> Problem to solve:
All lines holding the word "With" are to be copied from the records beneath.

> Records supplied:
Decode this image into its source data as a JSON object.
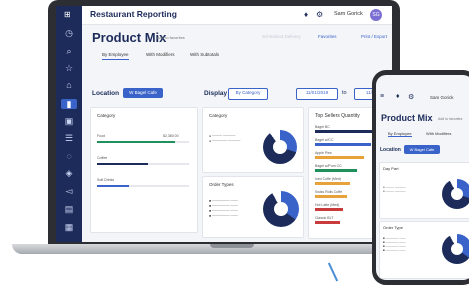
{
  "app": {
    "title": "Restaurant Reporting",
    "user_name": "Sam Gorick",
    "avatar_initials": "SG"
  },
  "page": {
    "title": "Product Mix",
    "add_to_favorites": "Add to favorites",
    "actions": {
      "sched": "Scheduled Delivery",
      "favorites": "Favorites",
      "print": "Print / Export"
    },
    "tabs": [
      "By Employee",
      "With Modifiers",
      "With Subtotals"
    ]
  },
  "filters": {
    "location_label": "Location",
    "location_value": "W Bagel Cafe",
    "display_label": "Display",
    "display_value": "By Category",
    "date_from": "11/01/2019",
    "date_to_label": "to",
    "date_to": "11/01/"
  },
  "cards": {
    "left_title": "Category",
    "left_rows": [
      {
        "label": "Food",
        "value": "$2,380.00",
        "color": "#1f8f5b",
        "pct": 0.85
      },
      {
        "label": "Coffee",
        "value": "",
        "color": "#1c2b5a",
        "pct": 0.55
      },
      {
        "label": "Soft Drinks",
        "value": "",
        "color": "#3a63c9",
        "pct": 0.35
      }
    ],
    "middle_top_title": "Category",
    "middle_bottom_title": "Order Types",
    "right_title": "Top Sellers Quantity",
    "top_sellers": [
      {
        "label": "Bagel BC",
        "color": "#1c2b5a",
        "pct": 0.95
      },
      {
        "label": "Bagel w/CC",
        "color": "#3a63c9",
        "pct": 0.8
      },
      {
        "label": "Apple Pies",
        "color": "#e8a23a",
        "pct": 0.7
      },
      {
        "label": "Bagel w/Pum CC",
        "color": "#1f8f5b",
        "pct": 0.6
      },
      {
        "label": "Iced Coffe (Med)",
        "color": "#e8a23a",
        "pct": 0.5
      },
      {
        "label": "Swiss Rolls Coffe",
        "color": "#e8a23a",
        "pct": 0.45
      },
      {
        "label": "Hot Latte (Med)",
        "color": "#c93a3a",
        "pct": 0.4
      },
      {
        "label": "Classic BLT",
        "color": "#c93a3a",
        "pct": 0.35
      }
    ]
  },
  "phone": {
    "title": "Product Mix",
    "add_to_favorites": "Add to favorites",
    "tabs": [
      "By Employee",
      "With Modifiers"
    ],
    "location_label": "Location",
    "location_value": "W Bagel Cafe",
    "card1_title": "Day Part",
    "card2_title": "Order Type"
  },
  "icons": {
    "menu": "grid-icon",
    "bell": "bell-icon",
    "gear": "gear-icon"
  },
  "colors": {
    "sidebar": "#1c2b5a",
    "accent": "#3a63c9",
    "chart_dark": "#1c2b5a",
    "chart_blue": "#3a63c9",
    "chart_white": "#ffffff"
  }
}
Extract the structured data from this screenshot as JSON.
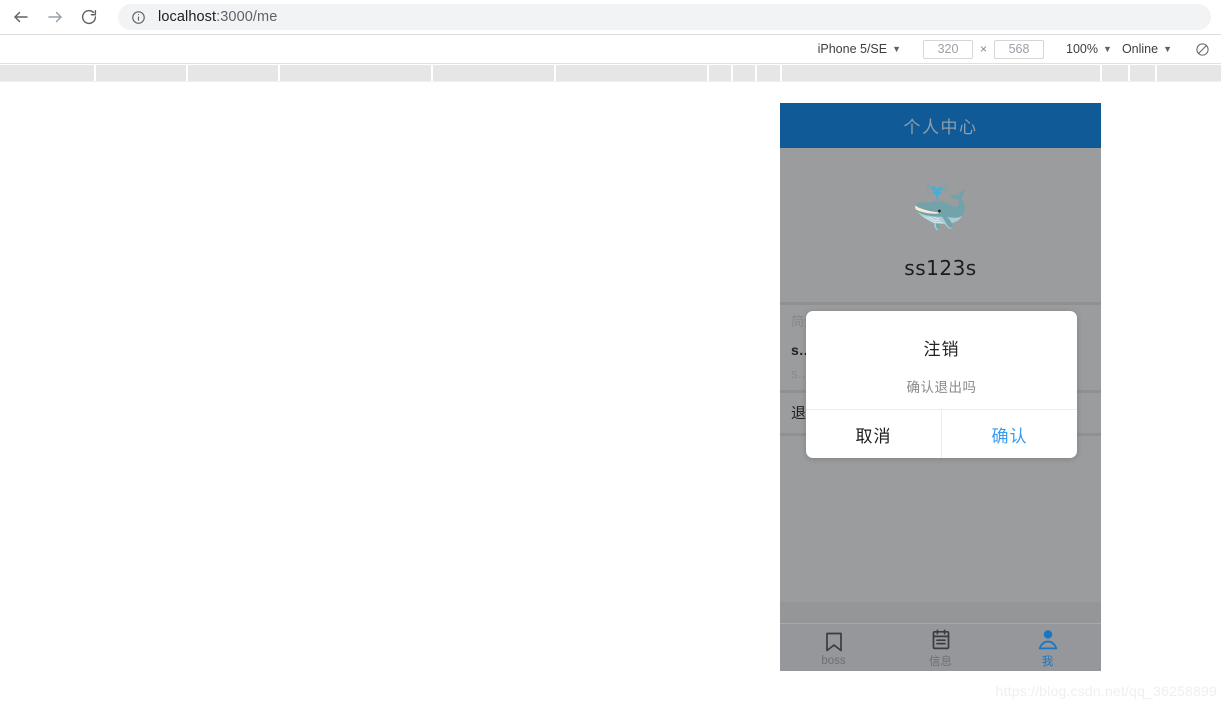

> Output:
      "With Modifiers",
      "With Subtotals"
      "With Modifiers"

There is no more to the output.